• [WHAT TO DO]: Looking through the listing that follows, count the lines that contain "CHEZ" and give only that number.

<<<<

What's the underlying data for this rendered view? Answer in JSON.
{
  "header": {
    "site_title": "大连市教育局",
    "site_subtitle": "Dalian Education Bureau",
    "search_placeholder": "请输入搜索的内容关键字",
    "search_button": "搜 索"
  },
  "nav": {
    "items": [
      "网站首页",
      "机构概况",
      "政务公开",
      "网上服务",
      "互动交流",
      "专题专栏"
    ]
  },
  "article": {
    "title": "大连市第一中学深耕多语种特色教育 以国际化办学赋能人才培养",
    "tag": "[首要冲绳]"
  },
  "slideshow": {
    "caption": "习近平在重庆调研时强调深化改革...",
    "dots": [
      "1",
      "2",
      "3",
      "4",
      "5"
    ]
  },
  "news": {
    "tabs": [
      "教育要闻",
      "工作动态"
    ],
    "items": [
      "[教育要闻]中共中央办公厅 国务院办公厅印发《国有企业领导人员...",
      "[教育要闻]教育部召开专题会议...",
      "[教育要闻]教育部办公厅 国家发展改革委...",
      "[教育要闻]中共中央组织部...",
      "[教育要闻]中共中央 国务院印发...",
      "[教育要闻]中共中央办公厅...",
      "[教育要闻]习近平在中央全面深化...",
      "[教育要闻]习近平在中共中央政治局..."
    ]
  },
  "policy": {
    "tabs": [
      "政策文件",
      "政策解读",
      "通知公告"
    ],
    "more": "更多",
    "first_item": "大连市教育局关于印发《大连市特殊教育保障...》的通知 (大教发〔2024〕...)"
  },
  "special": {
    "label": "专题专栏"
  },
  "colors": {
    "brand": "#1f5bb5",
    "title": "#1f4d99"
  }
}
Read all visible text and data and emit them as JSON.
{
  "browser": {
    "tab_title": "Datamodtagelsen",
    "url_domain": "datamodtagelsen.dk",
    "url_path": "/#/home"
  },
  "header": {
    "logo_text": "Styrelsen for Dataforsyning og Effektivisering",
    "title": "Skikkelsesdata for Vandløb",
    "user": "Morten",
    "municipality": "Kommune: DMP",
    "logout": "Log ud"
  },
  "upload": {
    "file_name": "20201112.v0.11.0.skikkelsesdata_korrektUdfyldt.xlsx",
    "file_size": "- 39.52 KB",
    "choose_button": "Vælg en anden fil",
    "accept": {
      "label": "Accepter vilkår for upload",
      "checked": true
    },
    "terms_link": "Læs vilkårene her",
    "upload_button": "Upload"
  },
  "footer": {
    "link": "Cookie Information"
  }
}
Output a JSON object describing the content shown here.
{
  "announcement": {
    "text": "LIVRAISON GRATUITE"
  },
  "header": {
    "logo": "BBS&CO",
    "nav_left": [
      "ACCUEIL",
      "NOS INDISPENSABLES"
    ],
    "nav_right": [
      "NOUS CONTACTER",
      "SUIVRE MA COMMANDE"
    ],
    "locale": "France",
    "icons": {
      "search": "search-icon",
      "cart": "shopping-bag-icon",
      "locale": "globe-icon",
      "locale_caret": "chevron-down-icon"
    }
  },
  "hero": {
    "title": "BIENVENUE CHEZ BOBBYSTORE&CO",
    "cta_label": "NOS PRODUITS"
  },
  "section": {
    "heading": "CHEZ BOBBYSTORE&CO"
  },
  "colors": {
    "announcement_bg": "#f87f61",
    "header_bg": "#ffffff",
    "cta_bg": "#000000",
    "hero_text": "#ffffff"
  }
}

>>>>

• [YOUR SOLUTION]: 2